Table of Contents:
PUBLIC UTILITIES HOLDING COMPANY ACT OF 1935
The Public Utilities Holding Company Act of 1935 regulates all companies that are in business to provide retail distribution of gas and electric power. Because the companies are regulated by this act, their securities are exempt from state registration requirements.
FINANCIAL INDUSTRY REGULATORY AUTHORITY (FINRA)
The Maloney Act of 1938 was an amendment to the Securities Exchange Act of 1934 that allowed the creation of the National Association of Securities Dealers (NASD). The NASD, now part of FINRA, is the SRO for the OTC market, and its purpose is to regulate the broker dealers that conduct business in the OTC market. FINRA has four major bylaws. They are:
• The Rules of Fair Practice
• The Uniform Practice Code
• The Code of Procedure
• The Code of Arbitration
THE TRUST INDENTURE ACT OF 1939
The Trust Indenture Act of 1939 requires that corporate bond issues in excess of $5,000,000 dollars that are to be repaid during a term in excess of one year issue a trust indenture for the issue. The trust indenture is a contract between the issuer and the trustee. The trustee acts on behalf of all of the bondholders and ensures that the issuer is in compliance with all of the promises and covenants made to the bondholders. The trustee is appointed by the corporation and is usually a bank or a trust company. The Trust Indenture Act of 1939 only applies to corporate issuers. Both federal and municipal issuers are exempt.
INVESTMENT ADVISERS ACT OF 1940
The Investment Advisers Act of 1940 regulates industry professionals who charge a fee for the advice they offer to clients. The Investment Advisers Act sets forth registration requirements for advisers as well as disclosure requirements relating to the adviser's:
• Recommendation methods.
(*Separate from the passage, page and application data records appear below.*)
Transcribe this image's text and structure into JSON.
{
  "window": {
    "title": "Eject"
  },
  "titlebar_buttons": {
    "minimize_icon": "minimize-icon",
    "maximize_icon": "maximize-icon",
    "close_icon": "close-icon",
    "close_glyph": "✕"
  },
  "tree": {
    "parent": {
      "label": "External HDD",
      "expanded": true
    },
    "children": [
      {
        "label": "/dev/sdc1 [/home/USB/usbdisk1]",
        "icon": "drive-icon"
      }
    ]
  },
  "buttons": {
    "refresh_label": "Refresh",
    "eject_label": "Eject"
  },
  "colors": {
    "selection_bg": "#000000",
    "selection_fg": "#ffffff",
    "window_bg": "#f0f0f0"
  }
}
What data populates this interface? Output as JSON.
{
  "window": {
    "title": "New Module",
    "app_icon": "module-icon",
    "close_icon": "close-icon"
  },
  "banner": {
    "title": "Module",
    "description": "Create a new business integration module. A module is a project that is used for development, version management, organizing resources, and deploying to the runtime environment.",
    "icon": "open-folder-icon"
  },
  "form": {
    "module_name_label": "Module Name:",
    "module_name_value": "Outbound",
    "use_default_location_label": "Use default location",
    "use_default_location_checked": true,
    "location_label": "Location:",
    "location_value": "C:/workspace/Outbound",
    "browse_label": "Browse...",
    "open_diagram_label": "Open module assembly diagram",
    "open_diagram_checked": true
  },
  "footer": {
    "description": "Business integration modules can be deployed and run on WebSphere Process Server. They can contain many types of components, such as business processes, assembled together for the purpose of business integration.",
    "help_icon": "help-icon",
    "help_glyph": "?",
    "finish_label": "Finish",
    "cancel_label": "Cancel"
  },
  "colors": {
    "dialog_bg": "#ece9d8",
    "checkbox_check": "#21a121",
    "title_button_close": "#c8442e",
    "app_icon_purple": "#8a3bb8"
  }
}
• Types of securities recommended.
• Professional background and qualifications.
• Fees to be charged.
• Method for computing and charging fees.
• Types of clients.